[Website and app data records]
-- Opening Marker --

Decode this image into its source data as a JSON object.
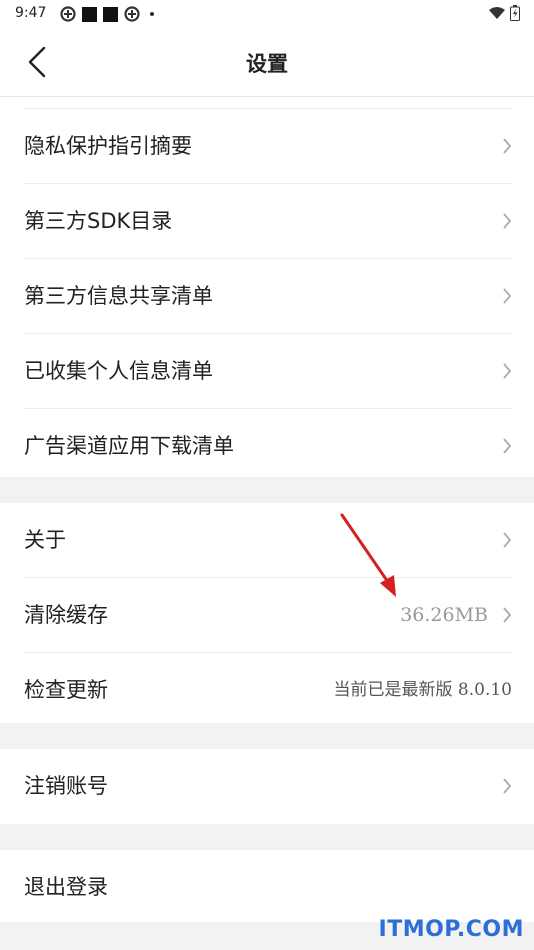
{
  "status_bar": {
    "time": "9:47"
  },
  "header": {
    "title": "设置"
  },
  "section1": [
    {
      "label": "隐私保护指引摘要"
    },
    {
      "label": "第三方SDK目录"
    },
    {
      "label": "第三方信息共享清单"
    },
    {
      "label": "已收集个人信息清单"
    },
    {
      "label": "广告渠道应用下载清单"
    }
  ],
  "section2": {
    "about": {
      "label": "关于"
    },
    "clear_cache": {
      "label": "清除缓存",
      "value": "36.26MB"
    },
    "check_update": {
      "label": "检查更新",
      "value": "当前已是最新版 8.0.10"
    }
  },
  "section3": {
    "cancel_account": {
      "label": "注销账号"
    }
  },
  "section4": {
    "logout": {
      "label": "退出登录"
    }
  },
  "watermark": "ITMOP.COM",
  "colors": {
    "annotation_arrow": "#d42020",
    "watermark": "#2c6fd6"
  }
}
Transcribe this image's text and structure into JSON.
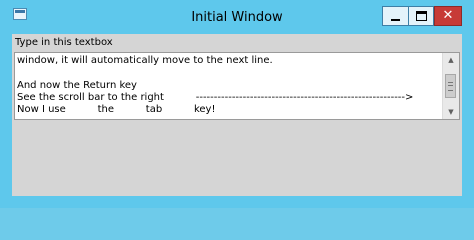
{
  "window": {
    "title": "Initial Window",
    "controls": {
      "minimize": "minimize",
      "maximize": "maximize",
      "close": "✕"
    }
  },
  "label": "Type in this textbox",
  "textbox": {
    "lines": [
      "window, it will automatically move to the next line.",
      "",
      "And now the Return key",
      "See the scroll bar to the right          ---------------------------------------------------------->",
      "Now I use          the          tab          key!"
    ]
  },
  "icons": {
    "app": "app-window-icon",
    "scroll_up": "scroll-up-arrow-icon",
    "scroll_down": "scroll-down-arrow-icon"
  },
  "colors": {
    "title_bar": "#5ec8ec",
    "close_button": "#c73b37",
    "client_area": "#d5d5d5",
    "textbox_bg": "#ffffff"
  }
}
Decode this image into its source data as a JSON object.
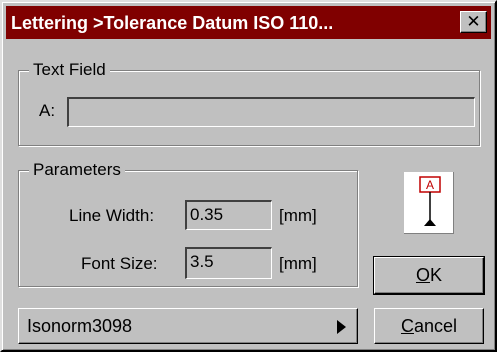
{
  "window": {
    "title": "Lettering >Tolerance Datum ISO 110...",
    "close_icon": "close-icon"
  },
  "text_field_group": {
    "legend": "Text Field",
    "label": "A:",
    "value": ""
  },
  "parameters_group": {
    "legend": "Parameters",
    "line_width": {
      "label": "Line Width:",
      "value": "0.35",
      "unit": "[mm]"
    },
    "font_size": {
      "label": "Font Size:",
      "value": "3.5",
      "unit": "[mm]"
    }
  },
  "preview": {
    "icon": "tolerance-datum-symbol-icon",
    "letter": "A",
    "colors": {
      "frame": "#c00000",
      "line": "#000000"
    }
  },
  "buttons": {
    "ok_prefix": "",
    "ok_mnemonic": "O",
    "ok_rest": "K",
    "cancel_prefix": "",
    "cancel_mnemonic": "C",
    "cancel_rest": "ancel"
  },
  "style_selector": {
    "value": "Isonorm3098",
    "arrow_icon": "triangle-right-icon"
  },
  "colors": {
    "titlebar": "#800000",
    "face": "#c0c0c0"
  }
}
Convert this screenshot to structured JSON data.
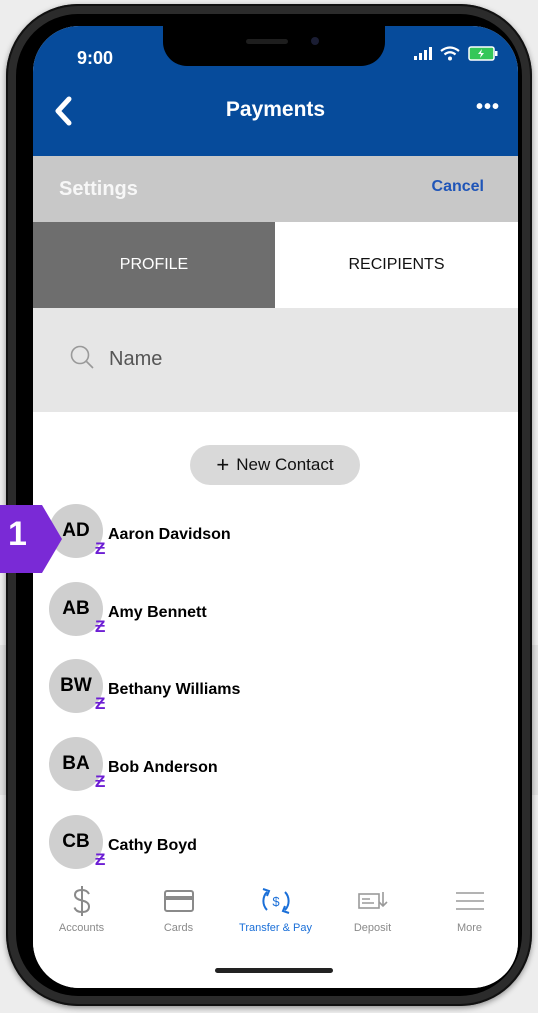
{
  "status": {
    "time": "9:00"
  },
  "header": {
    "title": "Payments",
    "more": "•••"
  },
  "settings": {
    "title": "Settings",
    "cancel": "Cancel"
  },
  "tabs": [
    {
      "label": "PROFILE"
    },
    {
      "label": "RECIPIENTS"
    }
  ],
  "search": {
    "placeholder": "Name"
  },
  "new_contact": {
    "label": "New Contact",
    "icon": "+"
  },
  "contacts": [
    {
      "initials": "AD",
      "name": "Aaron Davidson",
      "badge": "Ƶ"
    },
    {
      "initials": "AB",
      "name": "Amy Bennett",
      "badge": "Ƶ"
    },
    {
      "initials": "BW",
      "name": "Bethany Williams",
      "badge": "Ƶ"
    },
    {
      "initials": "BA",
      "name": "Bob Anderson",
      "badge": "Ƶ"
    },
    {
      "initials": "CB",
      "name": "Cathy Boyd",
      "badge": "Ƶ"
    }
  ],
  "tabbar": [
    {
      "label": "Accounts",
      "icon": "dollar-icon"
    },
    {
      "label": "Cards",
      "icon": "card-icon"
    },
    {
      "label": "Transfer & Pay",
      "icon": "transfer-icon",
      "active": true
    },
    {
      "label": "Deposit",
      "icon": "check-deposit-icon"
    },
    {
      "label": "More",
      "icon": "menu-icon"
    }
  ],
  "callout": {
    "number": "1"
  },
  "colors": {
    "primary": "#064b9b",
    "zelle": "#6d1ed4",
    "callout": "#7a2ad6",
    "active_tab": "#1a6fd8"
  }
}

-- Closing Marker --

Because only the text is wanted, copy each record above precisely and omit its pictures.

Decode this image into its source data as a JSON object.
{
  "status_bar": {
    "time": "9:47"
  },
  "header": {
    "title": "设置"
  },
  "section1": [
    {
      "label": "隐私保护指引摘要"
    },
    {
      "label": "第三方SDK目录"
    },
    {
      "label": "第三方信息共享清单"
    },
    {
      "label": "已收集个人信息清单"
    },
    {
      "label": "广告渠道应用下载清单"
    }
  ],
  "section2": {
    "about": {
      "label": "关于"
    },
    "clear_cache": {
      "label": "清除缓存",
      "value": "36.26MB"
    },
    "check_update": {
      "label": "检查更新",
      "value": "当前已是最新版 8.0.10"
    }
  },
  "section3": {
    "cancel_account": {
      "label": "注销账号"
    }
  },
  "section4": {
    "logout": {
      "label": "退出登录"
    }
  },
  "watermark": "ITMOP.COM",
  "colors": {
    "annotation_arrow": "#d42020",
    "watermark": "#2c6fd6"
  }
}
Transcribe this image's text and structure into JSON.
{
  "window": {
    "title": "Initial Window",
    "controls": {
      "minimize": "minimize",
      "maximize": "maximize",
      "close": "✕"
    }
  },
  "label": "Type in this textbox",
  "textbox": {
    "lines": [
      "window, it will automatically move to the next line.",
      "",
      "And now the Return key",
      "See the scroll bar to the right          ---------------------------------------------------------->",
      "Now I use          the          tab          key!"
    ]
  },
  "icons": {
    "app": "app-window-icon",
    "scroll_up": "scroll-up-arrow-icon",
    "scroll_down": "scroll-down-arrow-icon"
  },
  "colors": {
    "title_bar": "#5ec8ec",
    "close_button": "#c73b37",
    "client_area": "#d5d5d5",
    "textbox_bg": "#ffffff"
  }
}
Decode this image into its source data as a JSON object.
{
  "window": {
    "title": "Lettering >Tolerance Datum ISO 110...",
    "close_icon": "close-icon"
  },
  "text_field_group": {
    "legend": "Text Field",
    "label": "A:",
    "value": ""
  },
  "parameters_group": {
    "legend": "Parameters",
    "line_width": {
      "label": "Line Width:",
      "value": "0.35",
      "unit": "[mm]"
    },
    "font_size": {
      "label": "Font Size:",
      "value": "3.5",
      "unit": "[mm]"
    }
  },
  "preview": {
    "icon": "tolerance-datum-symbol-icon",
    "letter": "A",
    "colors": {
      "frame": "#c00000",
      "line": "#000000"
    }
  },
  "buttons": {
    "ok_prefix": "",
    "ok_mnemonic": "O",
    "ok_rest": "K",
    "cancel_prefix": "",
    "cancel_mnemonic": "C",
    "cancel_rest": "ancel"
  },
  "style_selector": {
    "value": "Isonorm3098",
    "arrow_icon": "triangle-right-icon"
  },
  "colors": {
    "titlebar": "#800000",
    "face": "#c0c0c0"
  }
}
Convert this screenshot to structured JSON data.
{
  "status": {
    "time": "9:00"
  },
  "header": {
    "title": "Payments",
    "more": "•••"
  },
  "settings": {
    "title": "Settings",
    "cancel": "Cancel"
  },
  "tabs": [
    {
      "label": "PROFILE"
    },
    {
      "label": "RECIPIENTS"
    }
  ],
  "search": {
    "placeholder": "Name"
  },
  "new_contact": {
    "label": "New Contact",
    "icon": "+"
  },
  "contacts": [
    {
      "initials": "AD",
      "name": "Aaron Davidson",
      "badge": "Ƶ"
    },
    {
      "initials": "AB",
      "name": "Amy Bennett",
      "badge": "Ƶ"
    },
    {
      "initials": "BW",
      "name": "Bethany Williams",
      "badge": "Ƶ"
    },
    {
      "initials": "BA",
      "name": "Bob Anderson",
      "badge": "Ƶ"
    },
    {
      "initials": "CB",
      "name": "Cathy Boyd",
      "badge": "Ƶ"
    }
  ],
  "tabbar": [
    {
      "label": "Accounts",
      "icon": "dollar-icon"
    },
    {
      "label": "Cards",
      "icon": "card-icon"
    },
    {
      "label": "Transfer & Pay",
      "icon": "transfer-icon",
      "active": true
    },
    {
      "label": "Deposit",
      "icon": "check-deposit-icon"
    },
    {
      "label": "More",
      "icon": "menu-icon"
    }
  ],
  "callout": {
    "number": "1"
  },
  "colors": {
    "primary": "#064b9b",
    "zelle": "#6d1ed4",
    "callout": "#7a2ad6",
    "active_tab": "#1a6fd8"
  }
}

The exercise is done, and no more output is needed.